**EXERCISE DIRECTIONS:** Return each line of the listing exactly as written.

**EXTRACTED RECORDS:**

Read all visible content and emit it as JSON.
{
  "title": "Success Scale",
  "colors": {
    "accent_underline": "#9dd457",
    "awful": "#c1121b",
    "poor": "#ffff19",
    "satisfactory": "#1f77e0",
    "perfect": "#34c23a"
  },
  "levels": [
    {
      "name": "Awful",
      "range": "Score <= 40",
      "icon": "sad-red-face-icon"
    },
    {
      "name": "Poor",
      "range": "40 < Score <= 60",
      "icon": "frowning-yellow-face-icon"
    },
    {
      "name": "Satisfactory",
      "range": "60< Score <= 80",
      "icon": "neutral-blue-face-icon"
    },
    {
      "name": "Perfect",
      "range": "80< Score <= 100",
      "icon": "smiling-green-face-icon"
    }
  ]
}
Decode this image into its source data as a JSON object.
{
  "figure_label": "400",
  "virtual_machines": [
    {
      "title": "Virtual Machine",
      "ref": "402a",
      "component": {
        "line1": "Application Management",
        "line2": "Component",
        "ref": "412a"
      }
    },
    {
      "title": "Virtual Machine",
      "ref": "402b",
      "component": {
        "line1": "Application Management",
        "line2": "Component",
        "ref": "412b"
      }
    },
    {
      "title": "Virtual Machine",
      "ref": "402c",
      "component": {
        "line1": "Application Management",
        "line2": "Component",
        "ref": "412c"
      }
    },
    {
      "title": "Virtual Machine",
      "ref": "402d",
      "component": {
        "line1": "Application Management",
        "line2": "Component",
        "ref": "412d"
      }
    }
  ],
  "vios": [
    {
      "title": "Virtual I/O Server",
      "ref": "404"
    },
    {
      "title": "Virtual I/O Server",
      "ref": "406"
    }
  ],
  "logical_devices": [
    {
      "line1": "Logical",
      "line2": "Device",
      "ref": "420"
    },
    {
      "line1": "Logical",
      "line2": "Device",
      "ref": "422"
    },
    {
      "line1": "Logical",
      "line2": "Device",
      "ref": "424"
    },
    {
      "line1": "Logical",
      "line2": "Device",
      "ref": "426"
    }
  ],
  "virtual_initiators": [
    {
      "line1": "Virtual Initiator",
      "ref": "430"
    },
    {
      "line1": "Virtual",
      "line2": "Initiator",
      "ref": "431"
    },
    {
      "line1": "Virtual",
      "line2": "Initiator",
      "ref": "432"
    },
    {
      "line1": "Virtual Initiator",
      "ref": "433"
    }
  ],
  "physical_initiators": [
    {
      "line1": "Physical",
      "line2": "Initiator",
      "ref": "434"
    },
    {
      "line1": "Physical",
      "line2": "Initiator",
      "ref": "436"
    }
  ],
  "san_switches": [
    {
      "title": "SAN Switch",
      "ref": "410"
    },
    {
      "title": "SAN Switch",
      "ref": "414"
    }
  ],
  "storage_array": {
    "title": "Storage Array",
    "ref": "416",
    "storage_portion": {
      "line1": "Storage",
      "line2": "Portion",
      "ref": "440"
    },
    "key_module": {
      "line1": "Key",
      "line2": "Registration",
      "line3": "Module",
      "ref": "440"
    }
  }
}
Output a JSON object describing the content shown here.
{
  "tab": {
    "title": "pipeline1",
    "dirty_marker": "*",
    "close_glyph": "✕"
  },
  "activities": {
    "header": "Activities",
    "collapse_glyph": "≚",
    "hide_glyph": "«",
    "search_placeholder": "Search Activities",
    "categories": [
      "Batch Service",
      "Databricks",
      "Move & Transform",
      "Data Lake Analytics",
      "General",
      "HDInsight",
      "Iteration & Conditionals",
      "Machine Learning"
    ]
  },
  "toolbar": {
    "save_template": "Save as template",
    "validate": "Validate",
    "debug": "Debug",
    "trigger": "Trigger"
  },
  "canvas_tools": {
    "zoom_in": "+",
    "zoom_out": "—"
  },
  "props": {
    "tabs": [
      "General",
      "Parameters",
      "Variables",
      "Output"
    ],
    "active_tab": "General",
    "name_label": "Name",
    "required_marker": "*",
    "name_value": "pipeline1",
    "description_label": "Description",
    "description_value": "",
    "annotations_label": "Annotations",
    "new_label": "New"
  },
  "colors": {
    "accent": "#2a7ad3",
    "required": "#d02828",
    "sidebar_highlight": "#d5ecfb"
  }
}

**FINISHED EXERCISE:**
Read all visible content and emit it as JSON.
{
  "title": "Success Scale",
  "colors": {
    "accent_underline": "#9dd457",
    "awful": "#c1121b",
    "poor": "#ffff19",
    "satisfactory": "#1f77e0",
    "perfect": "#34c23a"
  },
  "levels": [
    {
      "name": "Awful",
      "range": "Score <= 40",
      "icon": "sad-red-face-icon"
    },
    {
      "name": "Poor",
      "range": "40 < Score <= 60",
      "icon": "frowning-yellow-face-icon"
    },
    {
      "name": "Satisfactory",
      "range": "60< Score <= 80",
      "icon": "neutral-blue-face-icon"
    },
    {
      "name": "Perfect",
      "range": "80< Score <= 100",
      "icon": "smiling-green-face-icon"
    }
  ]
}
Decode this image into its source data as a JSON object.
{
  "figure_label": "400",
  "virtual_machines": [
    {
      "title": "Virtual Machine",
      "ref": "402a",
      "component": {
        "line1": "Application Management",
        "line2": "Component",
        "ref": "412a"
      }
    },
    {
      "title": "Virtual Machine",
      "ref": "402b",
      "component": {
        "line1": "Application Management",
        "line2": "Component",
        "ref": "412b"
      }
    },
    {
      "title": "Virtual Machine",
      "ref": "402c",
      "component": {
        "line1": "Application Management",
        "line2": "Component",
        "ref": "412c"
      }
    },
    {
      "title": "Virtual Machine",
      "ref": "402d",
      "component": {
        "line1": "Application Management",
        "line2": "Component",
        "ref": "412d"
      }
    }
  ],
  "vios": [
    {
      "title": "Virtual I/O Server",
      "ref": "404"
    },
    {
      "title": "Virtual I/O Server",
      "ref": "406"
    }
  ],
  "logical_devices": [
    {
      "line1": "Logical",
      "line2": "Device",
      "ref": "420"
    },
    {
      "line1": "Logical",
      "line2": "Device",
      "ref": "422"
    },
    {
      "line1": "Logical",
      "line2": "Device",
      "ref": "424"
    },
    {
      "line1": "Logical",
      "line2": "Device",
      "ref": "426"
    }
  ],
  "virtual_initiators": [
    {
      "line1": "Virtual Initiator",
      "ref": "430"
    },
    {
      "line1": "Virtual",
      "line2": "Initiator",
      "ref": "431"
    },
    {
      "line1": "Virtual",
      "line2": "Initiator",
      "ref": "432"
    },
    {
      "line1": "Virtual Initiator",
      "ref": "433"
    }
  ],
  "physical_initiators": [
    {
      "line1": "Physical",
      "line2": "Initiator",
      "ref": "434"
    },
    {
      "line1": "Physical",
      "line2": "Initiator",
      "ref": "436"
    }
  ],
  "san_switches": [
    {
      "title": "SAN Switch",
      "ref": "410"
    },
    {
      "title": "SAN Switch",
      "ref": "414"
    }
  ],
  "storage_array": {
    "title": "Storage Array",
    "ref": "416",
    "storage_portion": {
      "line1": "Storage",
      "line2": "Portion",
      "ref": "440"
    },
    "key_module": {
      "line1": "Key",
      "line2": "Registration",
      "line3": "Module",
      "ref": "440"
    }
  }
}
Output a JSON object describing the content shown here.
{
  "tab": {
    "title": "pipeline1",
    "dirty_marker": "*",
    "close_glyph": "✕"
  },
  "activities": {
    "header": "Activities",
    "collapse_glyph": "≚",
    "hide_glyph": "«",
    "search_placeholder": "Search Activities",
    "categories": [
      "Batch Service",
      "Databricks",
      "Move & Transform",
      "Data Lake Analytics",
      "General",
      "HDInsight",
      "Iteration & Conditionals",
      "Machine Learning"
    ]
  },
  "toolbar": {
    "save_template": "Save as template",
    "validate": "Validate",
    "debug": "Debug",
    "trigger": "Trigger"
  },
  "canvas_tools": {
    "zoom_in": "+",
    "zoom_out": "—"
  },
  "props": {
    "tabs": [
      "General",
      "Parameters",
      "Variables",
      "Output"
    ],
    "active_tab": "General",
    "name_label": "Name",
    "required_marker": "*",
    "name_value": "pipeline1",
    "description_label": "Description",
    "description_value": "",
    "annotations_label": "Annotations",
    "new_label": "New"
  },
  "colors": {
    "accent": "#2a7ad3",
    "required": "#d02828",
    "sidebar_highlight": "#d5ecfb"
  }
}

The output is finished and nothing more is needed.